Scan the entries below. Return every line that includes "libdll".
-------- DATA PROVIDED
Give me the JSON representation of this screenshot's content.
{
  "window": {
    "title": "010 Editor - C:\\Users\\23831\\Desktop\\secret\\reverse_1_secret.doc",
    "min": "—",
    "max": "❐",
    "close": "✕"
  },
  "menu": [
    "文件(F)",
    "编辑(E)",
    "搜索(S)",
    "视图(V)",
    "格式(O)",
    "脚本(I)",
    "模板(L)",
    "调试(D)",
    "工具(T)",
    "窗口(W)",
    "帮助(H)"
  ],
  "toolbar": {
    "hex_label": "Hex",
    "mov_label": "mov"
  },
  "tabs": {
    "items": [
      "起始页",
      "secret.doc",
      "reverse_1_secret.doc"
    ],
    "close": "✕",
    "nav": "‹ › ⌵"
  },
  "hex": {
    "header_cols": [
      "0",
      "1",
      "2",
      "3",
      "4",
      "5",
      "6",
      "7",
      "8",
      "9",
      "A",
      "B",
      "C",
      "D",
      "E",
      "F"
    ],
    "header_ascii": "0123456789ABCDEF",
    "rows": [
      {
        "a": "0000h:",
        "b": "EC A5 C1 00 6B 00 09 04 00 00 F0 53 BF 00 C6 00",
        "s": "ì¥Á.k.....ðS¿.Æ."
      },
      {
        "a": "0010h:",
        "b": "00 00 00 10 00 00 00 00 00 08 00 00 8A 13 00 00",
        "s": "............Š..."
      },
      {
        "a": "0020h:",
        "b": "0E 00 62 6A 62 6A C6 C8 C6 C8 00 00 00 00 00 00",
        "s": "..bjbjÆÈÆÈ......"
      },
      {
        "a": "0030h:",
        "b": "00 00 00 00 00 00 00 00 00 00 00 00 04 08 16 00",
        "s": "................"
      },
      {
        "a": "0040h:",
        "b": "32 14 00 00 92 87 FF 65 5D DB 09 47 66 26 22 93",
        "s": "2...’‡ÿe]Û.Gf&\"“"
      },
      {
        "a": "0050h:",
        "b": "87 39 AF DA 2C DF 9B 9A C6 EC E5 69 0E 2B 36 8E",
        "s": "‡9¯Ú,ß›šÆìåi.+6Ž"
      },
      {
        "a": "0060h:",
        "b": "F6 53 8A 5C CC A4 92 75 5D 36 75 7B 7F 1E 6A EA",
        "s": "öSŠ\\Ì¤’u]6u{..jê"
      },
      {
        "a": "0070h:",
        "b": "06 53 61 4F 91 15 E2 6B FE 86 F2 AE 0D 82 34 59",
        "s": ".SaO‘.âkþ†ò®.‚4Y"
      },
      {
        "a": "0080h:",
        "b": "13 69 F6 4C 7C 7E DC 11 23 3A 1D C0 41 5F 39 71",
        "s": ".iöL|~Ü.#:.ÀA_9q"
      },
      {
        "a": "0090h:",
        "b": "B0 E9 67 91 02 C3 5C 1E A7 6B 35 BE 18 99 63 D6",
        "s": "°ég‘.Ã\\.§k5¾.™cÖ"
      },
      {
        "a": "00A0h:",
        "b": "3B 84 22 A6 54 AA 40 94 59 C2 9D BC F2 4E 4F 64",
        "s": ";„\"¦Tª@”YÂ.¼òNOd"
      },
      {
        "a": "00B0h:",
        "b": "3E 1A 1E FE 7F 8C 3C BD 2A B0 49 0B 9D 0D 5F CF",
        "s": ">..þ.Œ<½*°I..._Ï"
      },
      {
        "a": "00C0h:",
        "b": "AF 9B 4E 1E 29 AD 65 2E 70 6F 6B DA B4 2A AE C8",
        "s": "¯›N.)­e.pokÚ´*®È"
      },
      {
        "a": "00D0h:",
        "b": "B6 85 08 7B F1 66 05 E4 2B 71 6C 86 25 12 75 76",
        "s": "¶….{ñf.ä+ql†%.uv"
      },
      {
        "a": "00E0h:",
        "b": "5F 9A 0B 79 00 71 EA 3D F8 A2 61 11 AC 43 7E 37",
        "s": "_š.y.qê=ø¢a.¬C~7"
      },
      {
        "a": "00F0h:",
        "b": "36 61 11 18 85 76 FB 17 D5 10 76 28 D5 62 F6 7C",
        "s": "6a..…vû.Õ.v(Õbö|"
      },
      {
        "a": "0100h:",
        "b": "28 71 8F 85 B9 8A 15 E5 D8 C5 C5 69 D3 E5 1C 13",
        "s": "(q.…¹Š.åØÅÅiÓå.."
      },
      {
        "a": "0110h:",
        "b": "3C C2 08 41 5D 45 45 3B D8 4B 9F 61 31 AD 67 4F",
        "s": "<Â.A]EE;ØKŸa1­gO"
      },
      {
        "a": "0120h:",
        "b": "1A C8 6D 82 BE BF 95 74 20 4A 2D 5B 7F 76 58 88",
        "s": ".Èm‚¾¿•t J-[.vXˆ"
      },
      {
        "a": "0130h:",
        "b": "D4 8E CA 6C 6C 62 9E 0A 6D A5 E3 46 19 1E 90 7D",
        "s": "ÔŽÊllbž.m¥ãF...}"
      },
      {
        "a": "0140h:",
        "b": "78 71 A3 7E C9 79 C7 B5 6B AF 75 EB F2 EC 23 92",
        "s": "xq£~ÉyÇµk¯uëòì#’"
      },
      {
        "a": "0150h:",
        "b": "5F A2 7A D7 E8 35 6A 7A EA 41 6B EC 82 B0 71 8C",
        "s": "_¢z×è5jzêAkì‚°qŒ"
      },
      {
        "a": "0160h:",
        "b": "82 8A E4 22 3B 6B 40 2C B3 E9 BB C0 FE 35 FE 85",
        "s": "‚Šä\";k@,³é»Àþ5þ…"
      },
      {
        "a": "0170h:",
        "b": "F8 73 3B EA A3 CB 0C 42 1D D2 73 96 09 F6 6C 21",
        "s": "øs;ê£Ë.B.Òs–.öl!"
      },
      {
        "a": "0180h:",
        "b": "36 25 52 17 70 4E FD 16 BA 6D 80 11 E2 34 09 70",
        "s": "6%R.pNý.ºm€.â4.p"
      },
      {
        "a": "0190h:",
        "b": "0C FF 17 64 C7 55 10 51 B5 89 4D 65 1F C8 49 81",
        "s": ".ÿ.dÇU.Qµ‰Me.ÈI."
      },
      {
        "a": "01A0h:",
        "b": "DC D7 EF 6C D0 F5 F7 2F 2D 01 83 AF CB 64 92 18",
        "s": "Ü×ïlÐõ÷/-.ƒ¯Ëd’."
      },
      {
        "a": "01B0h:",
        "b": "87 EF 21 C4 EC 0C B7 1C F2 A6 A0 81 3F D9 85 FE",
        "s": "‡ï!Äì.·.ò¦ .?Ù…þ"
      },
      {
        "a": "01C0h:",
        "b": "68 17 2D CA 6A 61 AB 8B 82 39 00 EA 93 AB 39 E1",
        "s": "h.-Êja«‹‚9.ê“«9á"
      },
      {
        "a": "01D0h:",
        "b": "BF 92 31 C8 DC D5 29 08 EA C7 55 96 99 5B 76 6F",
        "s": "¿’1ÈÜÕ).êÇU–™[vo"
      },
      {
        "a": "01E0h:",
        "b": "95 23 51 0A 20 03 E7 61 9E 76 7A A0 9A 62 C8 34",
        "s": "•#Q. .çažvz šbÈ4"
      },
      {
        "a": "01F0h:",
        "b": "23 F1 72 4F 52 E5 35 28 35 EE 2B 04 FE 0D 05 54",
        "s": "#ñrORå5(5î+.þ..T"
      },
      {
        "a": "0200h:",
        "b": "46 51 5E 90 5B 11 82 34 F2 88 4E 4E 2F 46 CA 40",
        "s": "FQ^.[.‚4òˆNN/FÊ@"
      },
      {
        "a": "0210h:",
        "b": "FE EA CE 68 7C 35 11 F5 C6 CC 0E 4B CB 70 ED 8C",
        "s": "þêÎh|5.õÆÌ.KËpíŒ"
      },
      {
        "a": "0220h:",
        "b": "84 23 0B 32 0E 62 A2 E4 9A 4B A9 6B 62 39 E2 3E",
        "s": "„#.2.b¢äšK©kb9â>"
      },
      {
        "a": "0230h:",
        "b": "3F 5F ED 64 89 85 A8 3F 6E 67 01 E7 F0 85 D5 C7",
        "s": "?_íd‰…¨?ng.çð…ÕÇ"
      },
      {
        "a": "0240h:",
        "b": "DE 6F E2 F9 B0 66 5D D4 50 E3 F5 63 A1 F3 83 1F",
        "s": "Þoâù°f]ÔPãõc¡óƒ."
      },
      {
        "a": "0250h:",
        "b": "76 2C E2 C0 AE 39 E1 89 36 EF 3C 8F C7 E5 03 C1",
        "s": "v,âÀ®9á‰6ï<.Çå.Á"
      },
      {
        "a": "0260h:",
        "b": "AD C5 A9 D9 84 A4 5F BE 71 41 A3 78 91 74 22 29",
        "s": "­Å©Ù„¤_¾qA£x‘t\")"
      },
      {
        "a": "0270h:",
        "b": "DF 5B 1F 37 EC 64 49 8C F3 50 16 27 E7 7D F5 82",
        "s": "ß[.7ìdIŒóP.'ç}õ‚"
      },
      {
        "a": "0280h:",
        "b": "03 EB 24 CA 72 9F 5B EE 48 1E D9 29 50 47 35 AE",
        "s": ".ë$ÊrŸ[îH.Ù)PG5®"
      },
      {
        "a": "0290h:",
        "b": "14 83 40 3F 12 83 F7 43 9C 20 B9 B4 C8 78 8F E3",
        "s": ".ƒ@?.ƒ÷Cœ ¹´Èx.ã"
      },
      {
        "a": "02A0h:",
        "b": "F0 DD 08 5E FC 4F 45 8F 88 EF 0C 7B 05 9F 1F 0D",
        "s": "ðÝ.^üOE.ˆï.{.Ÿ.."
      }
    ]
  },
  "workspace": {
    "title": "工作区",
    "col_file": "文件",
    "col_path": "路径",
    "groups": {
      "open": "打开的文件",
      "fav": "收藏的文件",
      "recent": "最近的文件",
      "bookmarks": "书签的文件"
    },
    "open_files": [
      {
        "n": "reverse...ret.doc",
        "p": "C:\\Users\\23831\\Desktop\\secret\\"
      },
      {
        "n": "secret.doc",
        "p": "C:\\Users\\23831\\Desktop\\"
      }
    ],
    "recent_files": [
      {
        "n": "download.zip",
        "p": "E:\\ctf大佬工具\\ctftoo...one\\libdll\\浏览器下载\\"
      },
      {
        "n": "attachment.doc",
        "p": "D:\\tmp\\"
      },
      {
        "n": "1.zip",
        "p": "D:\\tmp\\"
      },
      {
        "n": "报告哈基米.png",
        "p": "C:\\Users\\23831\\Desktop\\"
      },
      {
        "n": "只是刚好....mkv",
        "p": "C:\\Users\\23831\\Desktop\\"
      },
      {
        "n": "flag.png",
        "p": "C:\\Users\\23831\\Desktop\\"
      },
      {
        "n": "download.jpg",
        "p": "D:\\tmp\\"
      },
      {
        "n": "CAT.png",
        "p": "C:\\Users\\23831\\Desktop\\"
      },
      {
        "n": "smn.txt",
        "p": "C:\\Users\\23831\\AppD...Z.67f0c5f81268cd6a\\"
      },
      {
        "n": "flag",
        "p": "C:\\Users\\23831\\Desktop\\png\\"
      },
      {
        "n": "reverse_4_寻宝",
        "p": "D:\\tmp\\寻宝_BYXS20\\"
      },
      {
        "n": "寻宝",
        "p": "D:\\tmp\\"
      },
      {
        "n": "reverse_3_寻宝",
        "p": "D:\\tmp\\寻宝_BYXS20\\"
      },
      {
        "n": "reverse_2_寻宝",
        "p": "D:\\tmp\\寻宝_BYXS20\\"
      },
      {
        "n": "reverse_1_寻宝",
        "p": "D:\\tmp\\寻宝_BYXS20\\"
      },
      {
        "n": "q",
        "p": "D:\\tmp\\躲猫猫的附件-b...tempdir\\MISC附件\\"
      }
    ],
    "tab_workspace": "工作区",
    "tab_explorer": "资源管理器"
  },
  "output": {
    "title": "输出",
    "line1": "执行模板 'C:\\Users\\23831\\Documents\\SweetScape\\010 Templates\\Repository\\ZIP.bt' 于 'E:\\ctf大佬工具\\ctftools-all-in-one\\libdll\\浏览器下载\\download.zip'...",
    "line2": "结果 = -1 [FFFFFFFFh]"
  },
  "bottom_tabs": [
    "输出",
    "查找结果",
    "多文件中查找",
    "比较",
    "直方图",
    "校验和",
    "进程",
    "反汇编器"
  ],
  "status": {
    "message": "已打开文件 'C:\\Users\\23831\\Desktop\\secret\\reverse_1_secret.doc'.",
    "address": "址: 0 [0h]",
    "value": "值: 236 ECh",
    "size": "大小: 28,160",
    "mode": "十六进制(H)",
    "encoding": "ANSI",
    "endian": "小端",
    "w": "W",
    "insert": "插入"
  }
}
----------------
## EXERCISE OUTPUT
        "p": "E:\\ctf大佬工具\\ctftoo...one\\libdll\\浏览器下载\\"
    "line1": "执行模板 'C:\\Users\\23831\\Documents\\SweetScape\\010 Templates\\Repository\\ZIP.bt' 于 'E:\\ctf大佬工具\\ctftools-all-in-one\\libdll\\浏览器下载\\download.zip'...",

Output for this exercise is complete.